- Jocelyn Bell Burnell – Pulsars
- Mildred Dresselhaus – Carbon Materials
- Lene Hau – Stopping Light with a Bose-Einstein Condensate
- Deborah Jin – Ultracold Fermionic Condensation
- Vera Rubin – Calculation Galactic Rotational Speeds
- Margaret Geller – Making a Map of the Known Universe
- Fabiola Gianotti – Head of ATLAS Team that Discovered the Higgs Boson
- Margaret Murnane – Ultrafast Pulsed Lasers on the Femtoscale
- Helen Quinn – Prediction of the Axion
- Lisa Randall – General Relativity and Quantum Field Theory
I’m not an expert (far from it!) in particle physics, so I have just regurgitated the Slate list. Even then, putting Lisa Randall on this list seems a little far-fetched. She may, though, be a candidate for the Fundamental Physics Prize, which again has only bestowed individual awards to men (Fabiola Gianotti shared an award for being a part of the team that discovered the Higgs).
In the field where I am more knowledgeable, Deborah Jin, Mildred Dresselhaus and Margaret Murnane would all be worthy recipients of the Nobel. They have all been recognized with numerous awards in their respective careers.
The Slate article does a great job of helping us get to know the listed women and their work a little better. Hopefully a woman (or several!) will be recognized for their scientific accomplishments soon by the Nobel committee and end this unwarranted drought.
Author Eileen Pollack wrote an article in the New York Times entitled Why Are There Still So Few Women in Science? a little while ago highlighting the lack of women physicists in the US. Pollack takes the effort to interview many female students at the undergraduate and graduate level as well as faculty members, giving us a profound look at the problems plaguing female retention in the physical sciences. She also presents us with statistics and salary numbers to further back up her claim, supplementing the personal anecdotes with a concreteness that make the article both readable and illuminating. That she was one of the first two women to be granted an undergraduate degree in physics at Yale University gives her a personal knowledge of the issues at hand.
She claims that the reason for the dearth of women in the physical sciences is largely cultural. When one writes as well as she does, this viewpoint is difficult to argue against. There is ample evidence backing up her claim, most notably that other countries, such as Spain and France, do not have such low ratios of female to male physicists. She goes on to discuss the perception of women in the US as somehow lacking femininity if they decide to pursue the physical sciences. The problem that is perhaps the most difficult to address are the tacit slights aimed at female students from their male counterparts. When students gather to solve homework problems together, women’s voices are given less weight and are often disregarded. Though this is not quantifiable, I have seen this happen many times and perhaps have even been guilty of it myself. The consequences of these attitudes are that they chip away at the confidence levels and ultimately dissuade women from pursuing higher degrees in physics.

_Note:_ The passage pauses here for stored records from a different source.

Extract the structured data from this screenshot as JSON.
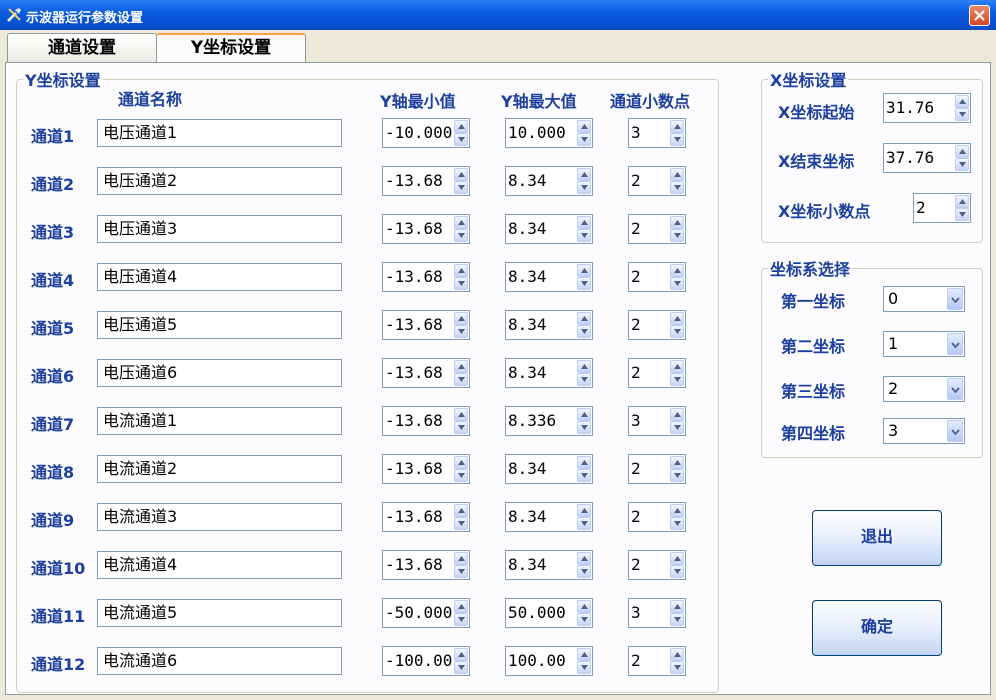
{
  "window": {
    "title": "示波器运行参数设置"
  },
  "tabs": [
    {
      "label": "通道设置",
      "active": false
    },
    {
      "label": "Y坐标设置",
      "active": true
    }
  ],
  "y_group": {
    "legend": "Y坐标设置",
    "headers": {
      "name": "通道名称",
      "ymin": "Y轴最小值",
      "ymax": "Y轴最大值",
      "decimals": "通道小数点"
    },
    "rows": [
      {
        "label": "通道1",
        "name": "电压通道1",
        "ymin": "-10.000",
        "ymax": "10.000",
        "decimals": "3"
      },
      {
        "label": "通道2",
        "name": "电压通道2",
        "ymin": "-13.68",
        "ymax": "8.34",
        "decimals": "2"
      },
      {
        "label": "通道3",
        "name": "电压通道3",
        "ymin": "-13.68",
        "ymax": "8.34",
        "decimals": "2"
      },
      {
        "label": "通道4",
        "name": "电压通道4",
        "ymin": "-13.68",
        "ymax": "8.34",
        "decimals": "2"
      },
      {
        "label": "通道5",
        "name": "电压通道5",
        "ymin": "-13.68",
        "ymax": "8.34",
        "decimals": "2"
      },
      {
        "label": "通道6",
        "name": "电压通道6",
        "ymin": "-13.68",
        "ymax": "8.34",
        "decimals": "2"
      },
      {
        "label": "通道7",
        "name": "电流通道1",
        "ymin": "-13.68",
        "ymax": "8.336",
        "decimals": "3"
      },
      {
        "label": "通道8",
        "name": "电流通道2",
        "ymin": "-13.68",
        "ymax": "8.34",
        "decimals": "2"
      },
      {
        "label": "通道9",
        "name": "电流通道3",
        "ymin": "-13.68",
        "ymax": "8.34",
        "decimals": "2"
      },
      {
        "label": "通道10",
        "name": "电流通道4",
        "ymin": "-13.68",
        "ymax": "8.34",
        "decimals": "2"
      },
      {
        "label": "通道11",
        "name": "电流通道5",
        "ymin": "-50.000",
        "ymax": "50.000",
        "decimals": "3"
      },
      {
        "label": "通道12",
        "name": "电流通道6",
        "ymin": "-100.00",
        "ymax": "100.00",
        "decimals": "2"
      }
    ]
  },
  "x_group": {
    "legend": "X坐标设置",
    "start_label": "X坐标起始",
    "start_value": "31.76",
    "end_label": "X结束坐标",
    "end_value": "37.76",
    "decimals_label": "X坐标小数点",
    "decimals_value": "2"
  },
  "coord_group": {
    "legend": "坐标系选择",
    "items": [
      {
        "label": "第一坐标",
        "value": "0"
      },
      {
        "label": "第二坐标",
        "value": "1"
      },
      {
        "label": "第三坐标",
        "value": "2"
      },
      {
        "label": "第四坐标",
        "value": "3"
      }
    ]
  },
  "buttons": {
    "exit": "退出",
    "ok": "确定"
  }
}
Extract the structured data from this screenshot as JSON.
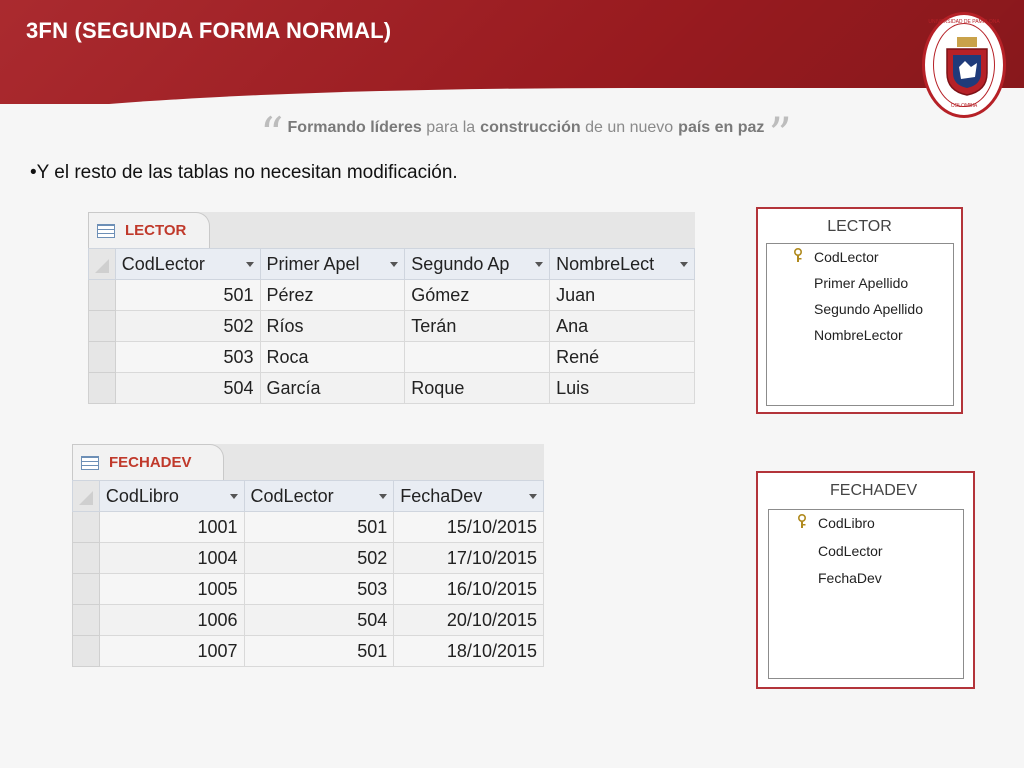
{
  "slide": {
    "title": "3FN (SEGUNDA FORMA NORMAL)",
    "bullet": "•Y el resto de las tablas no necesitan modificación."
  },
  "slogan": {
    "open_quote": "“",
    "close_quote": "”",
    "w1": "Formando",
    "w2": "líderes",
    "w3": "para la",
    "w4": "construcción",
    "w5": "de un nuevo",
    "w6": "país en paz"
  },
  "logo": {
    "top_text": "UNIVERSIDAD DE PAMPLONA",
    "bottom_text": "COLOMBIA"
  },
  "colors": {
    "header": "#a51d22",
    "accent": "#b3343a",
    "tab_text": "#c0392b"
  },
  "lector_sheet": {
    "tab": "LECTOR",
    "columns": [
      "CodLector",
      "Primer Apel",
      "Segundo Ap",
      "NombreLect"
    ],
    "rows": [
      [
        "501",
        "Pérez",
        "Gómez",
        "Juan"
      ],
      [
        "502",
        "Ríos",
        "Terán",
        "Ana"
      ],
      [
        "503",
        "Roca",
        "",
        "René"
      ],
      [
        "504",
        "García",
        "Roque",
        "Luis"
      ]
    ]
  },
  "fechadev_sheet": {
    "tab": "FECHADEV",
    "columns": [
      "CodLibro",
      "CodLector",
      "FechaDev"
    ],
    "rows": [
      [
        "1001",
        "501",
        "15/10/2015"
      ],
      [
        "1004",
        "502",
        "17/10/2015"
      ],
      [
        "1005",
        "503",
        "16/10/2015"
      ],
      [
        "1006",
        "504",
        "20/10/2015"
      ],
      [
        "1007",
        "501",
        "18/10/2015"
      ]
    ]
  },
  "lector_schema": {
    "title": "LECTOR",
    "fields": [
      "CodLector",
      "Primer Apellido",
      "Segundo Apellido",
      "NombreLector"
    ],
    "key_icon": "key-icon"
  },
  "fechadev_schema": {
    "title": "FECHADEV",
    "fields": [
      "CodLibro",
      "CodLector",
      "FechaDev"
    ],
    "key_icon": "key-icon"
  }
}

One of the most startling pieces of information in this article is that women are also guilty of this discrimination. For instance, a woman faculty member will be more likely to recommend a male for hire than a woman with almost identical qualifications. Even if the woman is recommended, her salary is usually reduced compared to male counterparts by about $4,000.
Though I could go on, let me stop my blather here and link you again to the original article, as I cannot do it complete justice. I should also mention that the author is coming out with a book on this very topic in September 2015, which I look very forward to reading.